At the United Nations Millennium Summit in 2000 the nations of the world committed to join forces to meet a set of measurable targets for reducing world poverty, disease, illiteracy and other indicators of human misery—all by the year 2015. These targets, later named the Millennium Development Goals, include seven measures of human development in poor countries. At the same summit, world leaders took on several qualitative targets applicable to rich countries, later collected in an eighth Goal. The key elements of the eighth Goal, pledge financial support and policy changes in trade, debt relief, and other areas to assist poor countries'domestic efforts to meet the first seven Goals. Combined, the eight Goals constitute a global compact between poor and rich to work today toward their mutual interests to secure a prosperous future.
Testimony before the House International Relations Committee on The Millennium Challenge Account.
CGD working paper 26, "New Data, New Doubts: Revisiting "Aid, Policies, and Growth" by CGD non-resident fellow William Easterly, research fellow David Roodman, and Ross Levine (also published as "Aid, Policies, and Growth: Comment" in the American Economic Review, June 2004), concludes that the Burnside and Dollar (2000) finding that aid raises growth in a good policy environment is not statistically robust. This dataset is a four-year panel covering 1966–97. It includes all the Burnside and Dollar data and Easterly, Levine and Roodman's expanded data set.
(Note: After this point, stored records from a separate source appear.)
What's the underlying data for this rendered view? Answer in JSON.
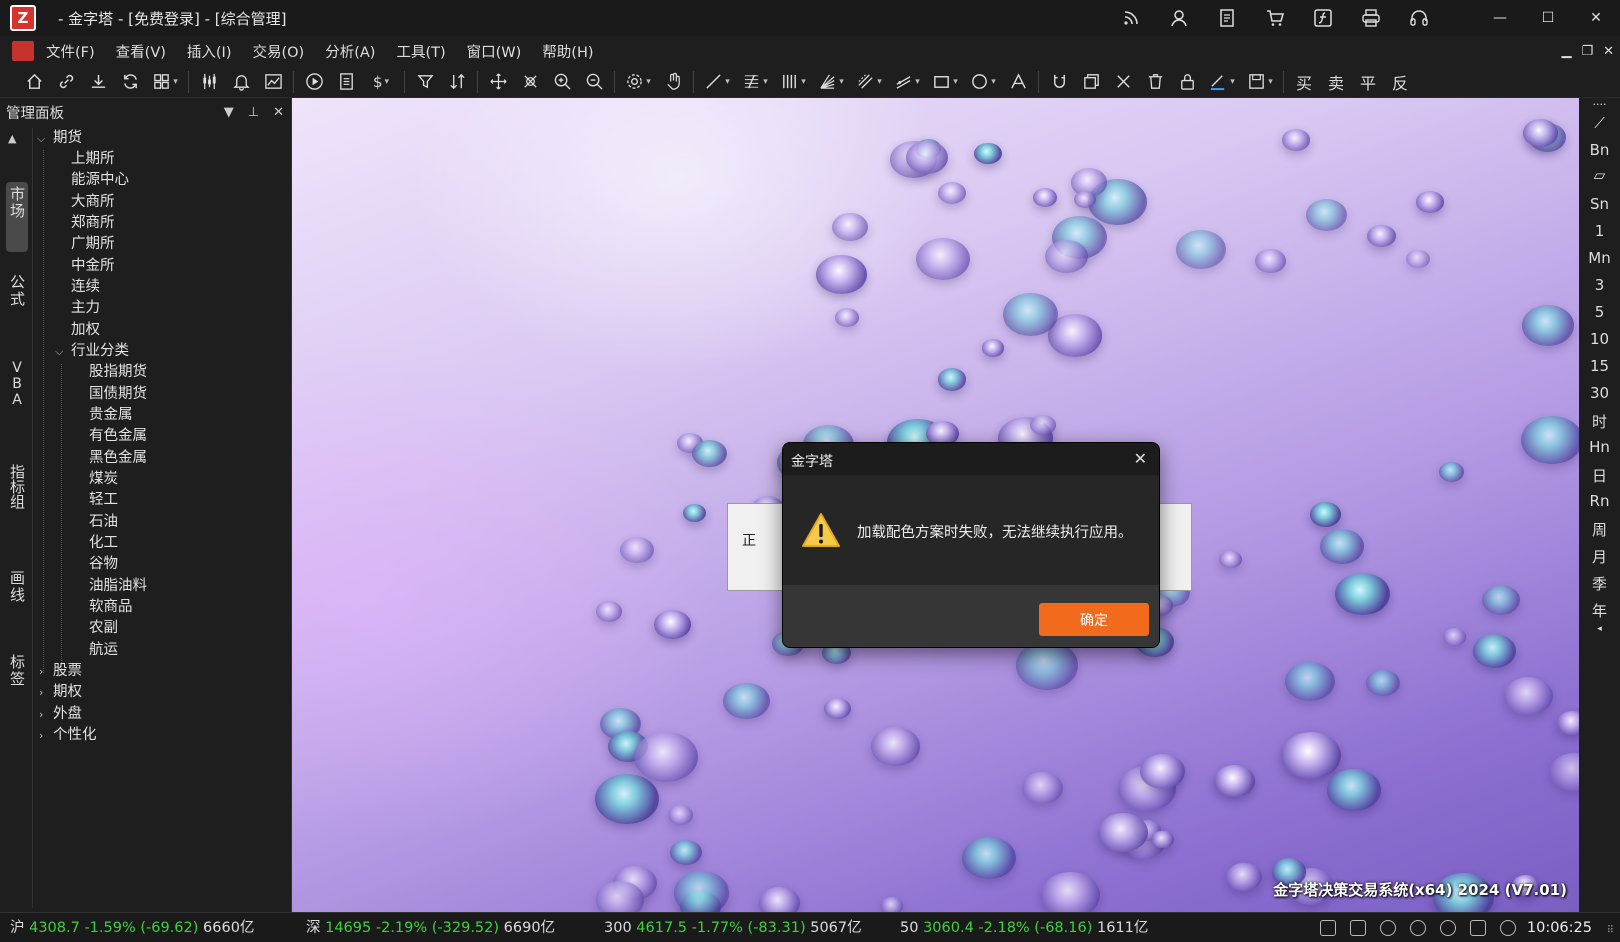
{
  "window": {
    "title": "- 金字塔 - [免费登录] - [综合管理]",
    "logo_glyph": "Z"
  },
  "title_icons": [
    "rss-icon",
    "user-icon",
    "document-icon",
    "cart-icon",
    "formula-icon",
    "printer-icon",
    "headset-icon"
  ],
  "menu": [
    "文件(F)",
    "查看(V)",
    "插入(I)",
    "交易(O)",
    "分析(A)",
    "工具(T)",
    "窗口(W)",
    "帮助(H)"
  ],
  "toolbar": {
    "dollar_glyph": "$",
    "trade_buttons": [
      "买",
      "卖",
      "平",
      "反"
    ]
  },
  "panel": {
    "title": "管理面板",
    "vertical_tabs": [
      "市场",
      "公式",
      "VBA",
      "指标组",
      "画线",
      "标签"
    ],
    "tree": {
      "futures": "期货",
      "exchanges": [
        "上期所",
        "能源中心",
        "大商所",
        "郑商所",
        "广期所",
        "中金所",
        "连续",
        "主力",
        "加权"
      ],
      "industry": "行业分类",
      "industries": [
        "股指期货",
        "国债期货",
        "贵金属",
        "有色金属",
        "黑色金属",
        "煤炭",
        "轻工",
        "石油",
        "化工",
        "谷物",
        "油脂油料",
        "软商品",
        "农副",
        "航运"
      ],
      "others": [
        "股票",
        "期权",
        "外盘",
        "个性化"
      ]
    }
  },
  "splash": {
    "text": "正"
  },
  "dialog": {
    "title": "金字塔",
    "message": "加载配色方案时失败，无法继续执行应用。",
    "ok_label": "确定",
    "accent": "#f26b1d"
  },
  "watermark": "金字塔决策交易系统(x64) 2024 (V7.01)",
  "periods": [
    "Bn",
    "Sn",
    "1",
    "Mn",
    "3",
    "5",
    "10",
    "15",
    "30",
    "时",
    "Hn",
    "日",
    "Rn",
    "周",
    "月",
    "季",
    "年"
  ],
  "status": {
    "indices": [
      {
        "name": "沪",
        "value": "4308.7 -1.59% (-69.62)",
        "amount": "6660亿"
      },
      {
        "name": "深",
        "value": "14695 -2.19% (-329.52)",
        "amount": "6690亿"
      },
      {
        "name": "300",
        "value": "4617.5 -1.77% (-83.31)",
        "amount": "5067亿"
      },
      {
        "name": "50",
        "value": "3060.4 -2.18% (-68.16)",
        "amount": "1611亿"
      }
    ],
    "down_color": "#3cd23c",
    "time": "10:06:25"
  }
}
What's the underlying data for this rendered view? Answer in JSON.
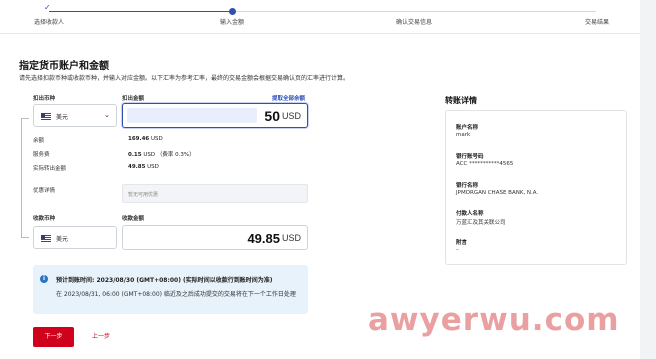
{
  "stepper": {
    "steps": [
      {
        "label": "选择收款人",
        "state": "done"
      },
      {
        "label": "输入金额",
        "state": "current"
      },
      {
        "label": "确认交易信息",
        "state": "todo"
      },
      {
        "label": "交易结果",
        "state": "todo"
      }
    ]
  },
  "header": {
    "title": "指定货币账户和金额",
    "subtitle": "请先选择扣款币种或收款币种，并输入对应金额。以下汇率为参考汇率，最终的交易金额会根据交易确认页的汇率进行计算。"
  },
  "form": {
    "debit_currency_label": "扣出币种",
    "debit_amount_label": "扣出金额",
    "exchange_all_link": "提取全部余额",
    "debit_currency_value": "美元",
    "debit_amount_value": "50",
    "debit_amount_currency": "USD",
    "details": [
      {
        "key": "余额",
        "value": "169.46",
        "unit": "USD",
        "extra": ""
      },
      {
        "key": "服务费",
        "value": "0.15",
        "unit": "USD",
        "extra": "（费率 0.3%）"
      },
      {
        "key": "实际转出金额",
        "value": "49.85",
        "unit": "USD",
        "extra": ""
      }
    ],
    "promo_label": "优惠详情",
    "promo_placeholder": "暂无可用优惠",
    "credit_currency_label": "收款币种",
    "credit_amount_label": "收款金额",
    "credit_currency_value": "美元",
    "credit_amount_value": "49.85",
    "credit_amount_currency": "USD"
  },
  "notice": {
    "icon": "info-icon",
    "title": "预计到账时间: 2023/08/30 (GMT+08:00) (实际时间以收款行到账时间为准)",
    "body": "在 2023/08/31, 06:00 (GMT+08:00) 临近及之后成功提交的交易将在下一个工作日处理"
  },
  "actions": {
    "next": "下一步",
    "prev": "上一步"
  },
  "transfer_details": {
    "title": "转账详情",
    "fields": [
      {
        "key": "账户名称",
        "value": "mark"
      },
      {
        "key": "银行账号码",
        "value": "ACC ***********4565"
      },
      {
        "key": "银行名称",
        "value": "JPMORGAN CHASE BANK, N.A."
      },
      {
        "key": "付款人名称",
        "value": "万蓝汇及其关联公司"
      },
      {
        "key": "附言",
        "value": "–"
      }
    ]
  },
  "watermark": "awyerwu.com",
  "colors": {
    "accent": "#2f4fb5",
    "primary_button": "#d0021b",
    "notice_bg": "#e7f2fb"
  }
}
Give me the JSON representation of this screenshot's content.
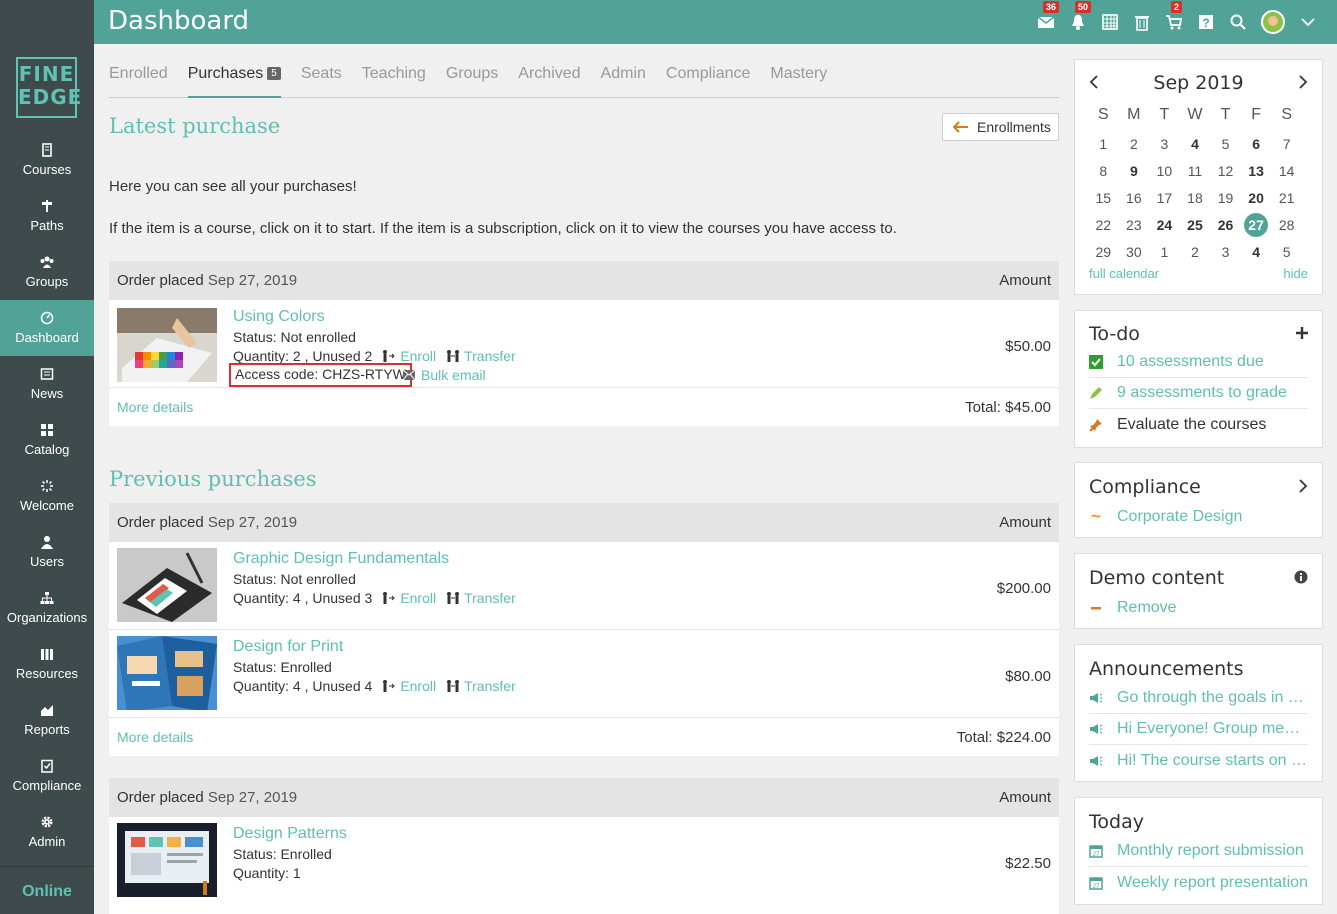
{
  "header": {
    "title": "Dashboard",
    "badges": {
      "messages": "36",
      "notifications": "50",
      "cart": "2"
    }
  },
  "logo": {
    "line1": "FINE",
    "line2": "EDGE"
  },
  "sidebar": {
    "items": [
      {
        "label": "Courses",
        "icon": "book-icon"
      },
      {
        "label": "Paths",
        "icon": "signpost-icon"
      },
      {
        "label": "Groups",
        "icon": "groups-icon"
      },
      {
        "label": "Dashboard",
        "icon": "dashboard-icon"
      },
      {
        "label": "News",
        "icon": "news-icon"
      },
      {
        "label": "Catalog",
        "icon": "catalog-icon"
      },
      {
        "label": "Welcome",
        "icon": "welcome-icon"
      },
      {
        "label": "Users",
        "icon": "user-icon"
      },
      {
        "label": "Organizations",
        "icon": "org-icon"
      },
      {
        "label": "Resources",
        "icon": "resources-icon"
      },
      {
        "label": "Reports",
        "icon": "reports-icon"
      },
      {
        "label": "Compliance",
        "icon": "compliance-icon"
      },
      {
        "label": "Admin",
        "icon": "gear-icon"
      }
    ],
    "status": "Online"
  },
  "tabs": [
    {
      "label": "Enrolled"
    },
    {
      "label": "Purchases",
      "badge": "5"
    },
    {
      "label": "Seats"
    },
    {
      "label": "Teaching"
    },
    {
      "label": "Groups"
    },
    {
      "label": "Archived"
    },
    {
      "label": "Admin"
    },
    {
      "label": "Compliance"
    },
    {
      "label": "Mastery"
    }
  ],
  "latest": {
    "heading": "Latest purchase",
    "enrollments_button": "Enrollments",
    "intro1": "Here you can see all your purchases!",
    "intro2": "If the item is a course, click on it to start. If the item is a subscription, click on it to view the courses you have access to."
  },
  "labels": {
    "order_placed": "Order placed",
    "amount": "Amount",
    "enroll": "Enroll",
    "transfer": "Transfer",
    "more_details": "More details",
    "bulk_email": "Bulk email",
    "total_label": "Total:"
  },
  "order1": {
    "date": "Sep 27, 2019",
    "item": {
      "name": "Using Colors",
      "status": "Status: Not enrolled",
      "quantity": "Quantity: 2 , Unused 2",
      "access_label": "Access code:",
      "access_code": "CHZS-RTYW",
      "price": "$50.00"
    },
    "total": "$45.00"
  },
  "previous": {
    "heading": "Previous purchases"
  },
  "order2": {
    "date": "Sep 27, 2019",
    "items": [
      {
        "name": "Graphic Design Fundamentals",
        "status": "Status: Not enrolled",
        "quantity": "Quantity: 4 , Unused 3",
        "price": "$200.00"
      },
      {
        "name": "Design for Print",
        "status": "Status: Enrolled",
        "quantity": "Quantity: 4 , Unused 4",
        "price": "$80.00"
      }
    ],
    "total": "$224.00"
  },
  "order3": {
    "date": "Sep 27, 2019",
    "item": {
      "name": "Design Patterns",
      "status": "Status: Enrolled",
      "quantity": "Quantity: 1",
      "price": "$22.50"
    }
  },
  "calendar": {
    "month": "Sep 2019",
    "weekdays": [
      "S",
      "M",
      "T",
      "W",
      "T",
      "F",
      "S"
    ],
    "weeks": [
      [
        "1",
        "2",
        "3",
        "4",
        "5",
        "6",
        "7"
      ],
      [
        "8",
        "9",
        "10",
        "11",
        "12",
        "13",
        "14"
      ],
      [
        "15",
        "16",
        "17",
        "18",
        "19",
        "20",
        "21"
      ],
      [
        "22",
        "23",
        "24",
        "25",
        "26",
        "27",
        "28"
      ],
      [
        "29",
        "30",
        "1",
        "2",
        "3",
        "4",
        "5"
      ]
    ],
    "bold_days": [
      "6",
      "9",
      "13",
      "20",
      "24",
      "25",
      "26",
      "4"
    ],
    "today": "27",
    "full_calendar": "full calendar",
    "hide": "hide"
  },
  "todo": {
    "title": "To-do",
    "items": [
      {
        "label": "10 assessments due",
        "icon": "check-icon",
        "color": "#2e9e2e"
      },
      {
        "label": "9 assessments to grade",
        "icon": "pencil-icon",
        "color": "#8bc34a"
      },
      {
        "label": "Evaluate the courses",
        "icon": "pin-icon",
        "color": "#d47a1f"
      }
    ]
  },
  "compliance": {
    "title": "Compliance",
    "items": [
      {
        "label": "Corporate Design",
        "icon": "tilde-icon"
      }
    ]
  },
  "demo": {
    "title": "Demo content",
    "items": [
      {
        "label": "Remove",
        "icon": "minus-icon"
      }
    ]
  },
  "announcements": {
    "title": "Announcements",
    "items": [
      {
        "label": "Go through the goals in the course"
      },
      {
        "label": "Hi Everyone! Group meeting"
      },
      {
        "label": "Hi! The course starts on Monday"
      }
    ]
  },
  "today": {
    "title": "Today",
    "items": [
      {
        "label": "Monthly report submission"
      },
      {
        "label": "Weekly report presentation"
      }
    ]
  },
  "colors": {
    "accent": "#52a397",
    "link": "#5fbfb0",
    "sidebar": "#3f4a4d",
    "badge": "#d9302c"
  }
}
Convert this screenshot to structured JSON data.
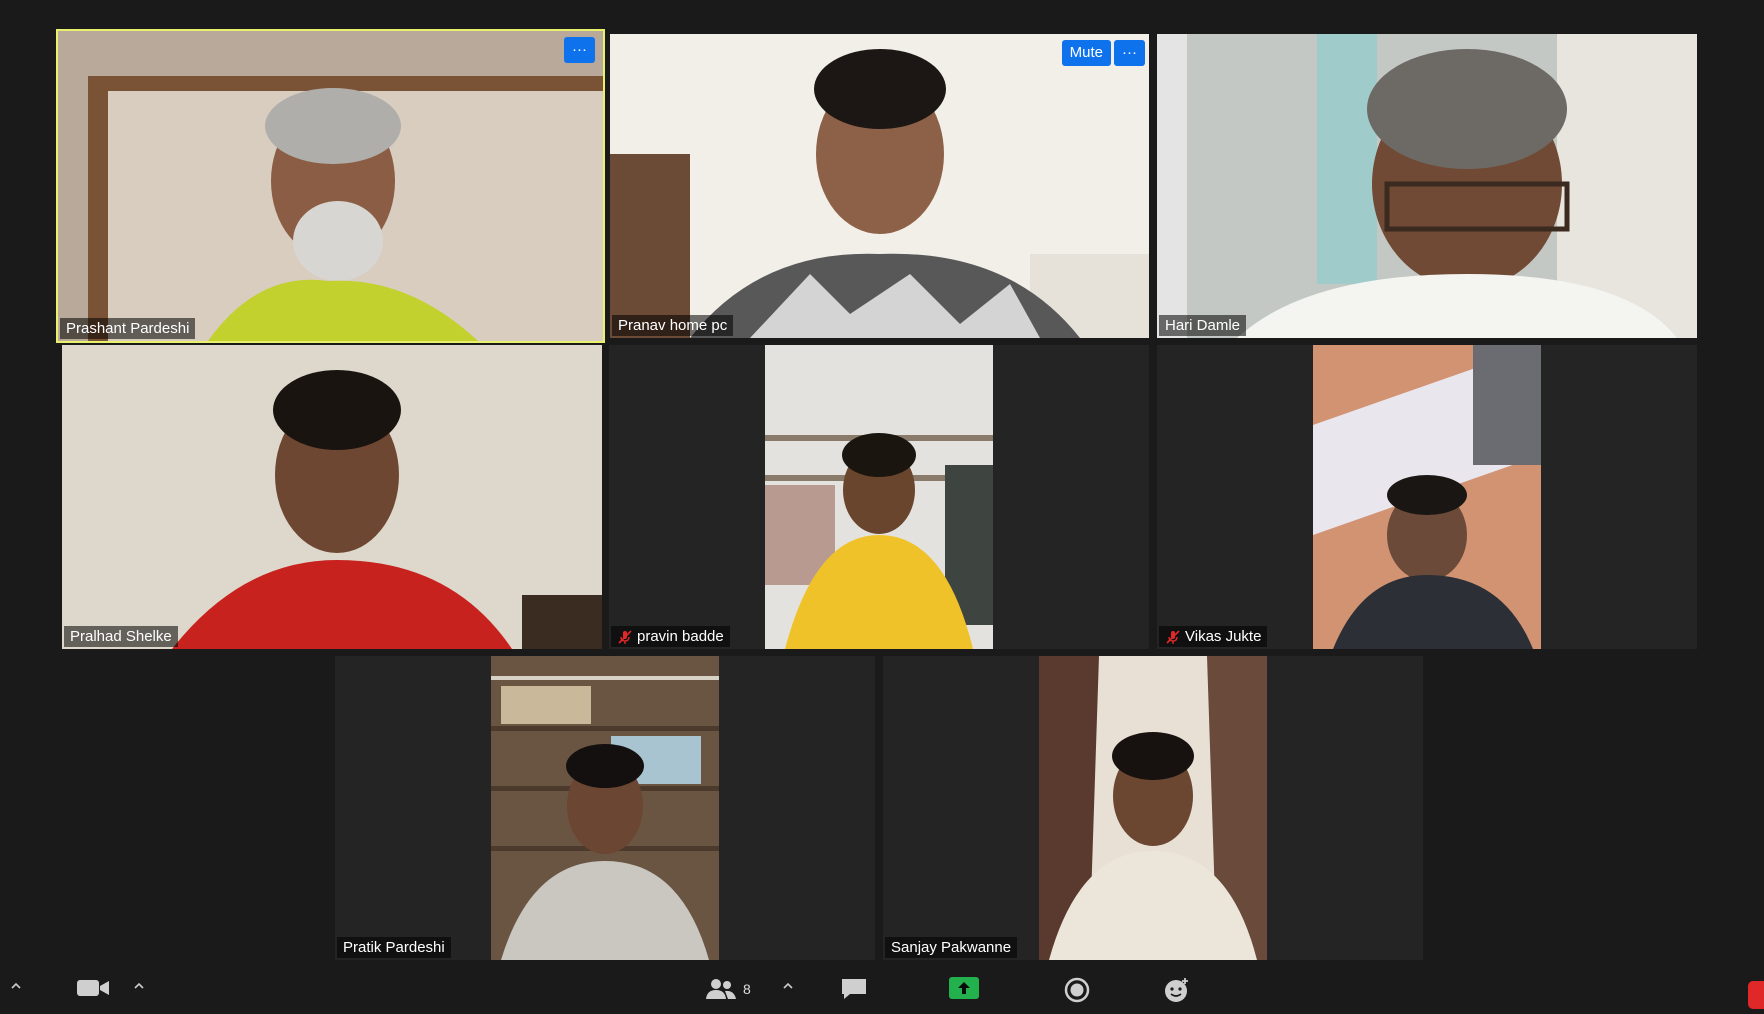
{
  "participants": [
    {
      "name": "Prashant Pardeshi",
      "active": true,
      "muted": false
    },
    {
      "name": "Pranav home pc",
      "active": false,
      "muted": false
    },
    {
      "name": "Hari Damle",
      "active": false,
      "muted": false
    },
    {
      "name": "Pralhad Shelke",
      "active": false,
      "muted": false
    },
    {
      "name": "pravin badde",
      "active": false,
      "muted": true
    },
    {
      "name": "Vikas Jukte",
      "active": false,
      "muted": true
    },
    {
      "name": "Pratik Pardeshi",
      "active": false,
      "muted": false
    },
    {
      "name": "Sanjay Pakwanne",
      "active": false,
      "muted": false
    }
  ],
  "tile_controls": {
    "more_label": "···",
    "mute_label": "Mute"
  },
  "toolbar": {
    "participants_count": "8"
  },
  "colors": {
    "background": "#1a1a1a",
    "tile": "#242424",
    "active_speaker_border": "#e9f06c",
    "button_blue": "#0e72ed",
    "share_green": "#23b14d",
    "mute_red": "#e02828"
  }
}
The Burnside and Dollar (2000) finding that aid raises growth in a good policy environment has had an important influence on policy and academic debates. We conduct a data gathering exercise that updates their data from 1970-93 to 1970-97, as well as filling in missing data for the original period 1970-93. We find that the BD finding is not robust to the use of this additional data. (JEL F350, O230, O400)